KAJANG: With the newly-launched Biosecurity Plan for oil palm in place, various agencies, the industry and stakeholders will be more committed and vigilant in responding to any potential intrusion of exotic pests and diseases into Malaysia.
This, will in turn, protect the health and yield of oil palm, said Minister of Primary Industries, Teresa Kok.
She said the Biosecurity Plan combined a strategic and integrated approach, encompassing policy and regulatory frameworks that analyse and manage risks in various sectors, including food safety, plant life and health, as well as those associated with environmental risks.
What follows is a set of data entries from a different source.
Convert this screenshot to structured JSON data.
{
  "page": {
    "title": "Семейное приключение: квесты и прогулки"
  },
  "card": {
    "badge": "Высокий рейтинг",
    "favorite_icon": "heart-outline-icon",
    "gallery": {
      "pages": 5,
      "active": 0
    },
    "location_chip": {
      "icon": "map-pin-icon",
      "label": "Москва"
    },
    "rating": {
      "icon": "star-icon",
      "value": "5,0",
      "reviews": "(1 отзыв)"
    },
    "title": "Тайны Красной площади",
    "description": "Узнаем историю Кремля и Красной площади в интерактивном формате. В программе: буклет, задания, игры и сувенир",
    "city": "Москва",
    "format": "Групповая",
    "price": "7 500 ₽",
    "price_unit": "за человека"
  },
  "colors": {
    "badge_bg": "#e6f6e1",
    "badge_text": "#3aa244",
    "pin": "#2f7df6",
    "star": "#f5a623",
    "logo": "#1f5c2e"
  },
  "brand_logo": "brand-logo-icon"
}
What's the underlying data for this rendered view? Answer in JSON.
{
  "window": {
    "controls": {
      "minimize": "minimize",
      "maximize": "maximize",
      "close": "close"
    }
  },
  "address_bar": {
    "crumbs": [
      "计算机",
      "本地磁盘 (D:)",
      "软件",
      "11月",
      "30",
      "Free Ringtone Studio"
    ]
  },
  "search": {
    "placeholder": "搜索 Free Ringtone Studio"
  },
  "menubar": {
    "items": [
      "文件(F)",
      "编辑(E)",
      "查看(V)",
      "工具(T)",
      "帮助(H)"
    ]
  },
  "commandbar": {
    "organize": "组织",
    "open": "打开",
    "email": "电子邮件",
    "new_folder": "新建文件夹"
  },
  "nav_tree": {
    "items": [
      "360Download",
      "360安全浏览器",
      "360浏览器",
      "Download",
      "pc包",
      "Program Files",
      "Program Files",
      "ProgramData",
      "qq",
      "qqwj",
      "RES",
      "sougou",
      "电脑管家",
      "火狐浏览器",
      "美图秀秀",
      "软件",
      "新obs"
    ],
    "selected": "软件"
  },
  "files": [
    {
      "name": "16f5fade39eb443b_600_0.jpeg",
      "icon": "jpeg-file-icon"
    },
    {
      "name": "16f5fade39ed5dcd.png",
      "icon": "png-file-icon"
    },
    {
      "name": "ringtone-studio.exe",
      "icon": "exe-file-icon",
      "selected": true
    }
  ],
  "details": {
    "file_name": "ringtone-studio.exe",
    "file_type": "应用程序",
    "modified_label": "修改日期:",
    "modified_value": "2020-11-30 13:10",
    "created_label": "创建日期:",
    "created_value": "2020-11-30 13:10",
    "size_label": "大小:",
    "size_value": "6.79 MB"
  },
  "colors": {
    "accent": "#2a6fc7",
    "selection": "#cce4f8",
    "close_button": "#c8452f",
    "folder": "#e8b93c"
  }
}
Mitigation measures at pre- and post border are also carefully aligned to reduce any epidemic outbreak in the country, she said.
“The Biosecurity Plan for oil palm launched today contains a series of operating procedures to protect against the entry of exotic pests and diseases.
“It includes strict protection at ports and airports and management of practices in plantation to further arrest and mitigate the risk of infestation,” Kok said in her speech at the launch of the Biosecurity Plan at the Malaysian Oil Palm Industry and Seminar yesterday.
She noted that the palm oil industry had contributed significantly to Malaysia’s economic growth, with RM77.8 billion in export revenue in 2017, while employing more than four million people across the value chain.
Meanwhile, the Malaysian Palm Oil Board (MPOB) Director-General Datuk Dr Ahmad Kushairi Din said the Biosecurity Plan incorporated high-level strategies for emergency response, diagnostic, surveillance and communication, among others.
“The MPOB has collaborated with the Department of Agriculture, Malaysian Quarantine and Inspection Services, as well as the Centre for Agriculture and Biosciences International Southeast Asia to develop the Biosecurity Plan for oil palm as a comprehensive guideline for risk management and an emergency response plan for the Malaysian palm oil industry.
“I am sure that with the launch of this Biosecurity Plan, everyone will be well informed of oncoming threats, be adequately prepared and able to respond effectively to it,” he added.
Ahmad Kushairi said the MPOB had also formed a task force comprising experts from Colombia, the United States, the United Kingdom and Malaysia on bud rot disease, which has caused major losses in Latin America.
He also noted that two MPOB officers had completed their doctorates on the Fusarium wilt disease and bud rot disease.
“The MPOB has developed early detection kits to identify pathogens that causes Fusarium wilt and bud rot. It is hoped that these technologies will help reduce the chance of catastrophic pandemics,” he said. — Bernama